**What is needed**
State how many lines of the entries below hold the word "Transparent"; reply with nothing but the number.
--------
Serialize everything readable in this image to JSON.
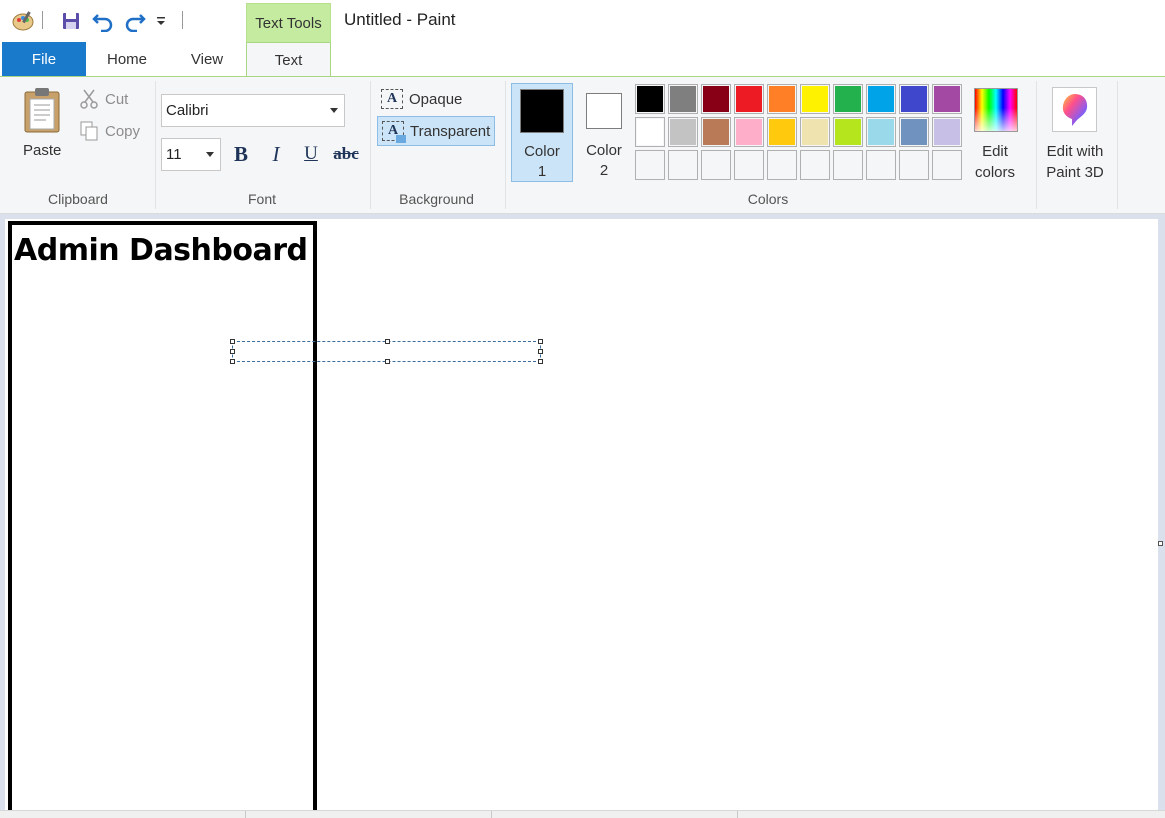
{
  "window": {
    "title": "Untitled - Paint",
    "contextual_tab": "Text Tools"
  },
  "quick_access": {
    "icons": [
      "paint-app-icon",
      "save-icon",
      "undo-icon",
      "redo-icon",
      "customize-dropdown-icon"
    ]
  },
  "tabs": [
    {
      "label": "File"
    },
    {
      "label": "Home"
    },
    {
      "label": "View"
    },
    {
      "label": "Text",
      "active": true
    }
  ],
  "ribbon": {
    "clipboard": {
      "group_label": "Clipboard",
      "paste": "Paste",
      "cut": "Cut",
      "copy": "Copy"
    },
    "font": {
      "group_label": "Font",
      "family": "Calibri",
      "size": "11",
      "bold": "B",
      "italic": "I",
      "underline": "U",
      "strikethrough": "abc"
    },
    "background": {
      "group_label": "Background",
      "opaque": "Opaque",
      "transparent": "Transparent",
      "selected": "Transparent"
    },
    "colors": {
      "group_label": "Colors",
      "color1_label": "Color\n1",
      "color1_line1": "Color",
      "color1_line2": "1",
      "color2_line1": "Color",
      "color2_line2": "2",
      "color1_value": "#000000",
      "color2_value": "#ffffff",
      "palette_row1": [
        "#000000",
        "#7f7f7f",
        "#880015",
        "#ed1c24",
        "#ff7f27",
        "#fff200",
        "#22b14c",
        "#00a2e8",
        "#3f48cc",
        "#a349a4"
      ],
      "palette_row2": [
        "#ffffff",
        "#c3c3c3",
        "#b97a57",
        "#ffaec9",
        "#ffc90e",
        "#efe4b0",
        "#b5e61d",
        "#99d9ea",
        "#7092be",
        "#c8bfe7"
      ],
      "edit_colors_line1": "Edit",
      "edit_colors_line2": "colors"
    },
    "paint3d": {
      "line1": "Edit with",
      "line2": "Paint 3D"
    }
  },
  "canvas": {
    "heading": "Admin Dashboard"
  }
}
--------
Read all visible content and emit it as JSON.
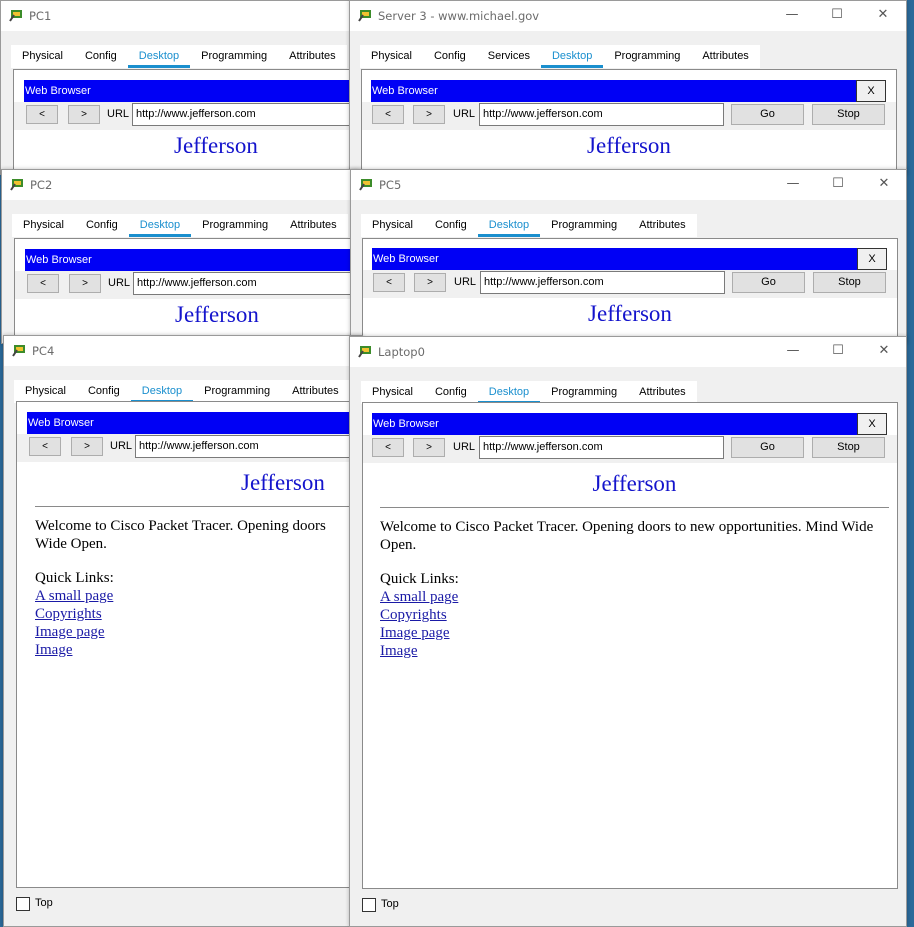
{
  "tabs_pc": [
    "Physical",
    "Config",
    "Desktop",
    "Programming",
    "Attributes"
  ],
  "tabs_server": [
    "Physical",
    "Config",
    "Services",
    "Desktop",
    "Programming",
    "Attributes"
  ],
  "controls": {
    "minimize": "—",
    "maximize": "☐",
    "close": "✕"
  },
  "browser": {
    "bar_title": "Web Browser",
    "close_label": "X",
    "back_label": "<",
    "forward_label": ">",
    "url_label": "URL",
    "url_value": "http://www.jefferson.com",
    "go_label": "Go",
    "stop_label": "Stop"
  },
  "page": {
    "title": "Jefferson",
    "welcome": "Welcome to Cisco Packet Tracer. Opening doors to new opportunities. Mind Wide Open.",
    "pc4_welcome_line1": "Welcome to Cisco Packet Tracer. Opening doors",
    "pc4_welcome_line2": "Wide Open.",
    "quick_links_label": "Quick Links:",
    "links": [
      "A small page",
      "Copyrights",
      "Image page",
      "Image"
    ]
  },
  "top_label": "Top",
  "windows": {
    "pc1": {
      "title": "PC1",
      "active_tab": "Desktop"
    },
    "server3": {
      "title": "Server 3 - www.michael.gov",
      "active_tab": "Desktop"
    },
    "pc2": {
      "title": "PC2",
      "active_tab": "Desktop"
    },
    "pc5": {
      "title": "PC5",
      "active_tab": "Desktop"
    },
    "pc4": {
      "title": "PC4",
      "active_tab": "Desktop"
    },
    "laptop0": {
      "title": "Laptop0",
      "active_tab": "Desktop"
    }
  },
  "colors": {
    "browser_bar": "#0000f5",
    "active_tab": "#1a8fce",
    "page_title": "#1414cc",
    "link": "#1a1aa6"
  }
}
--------
**Output below**
2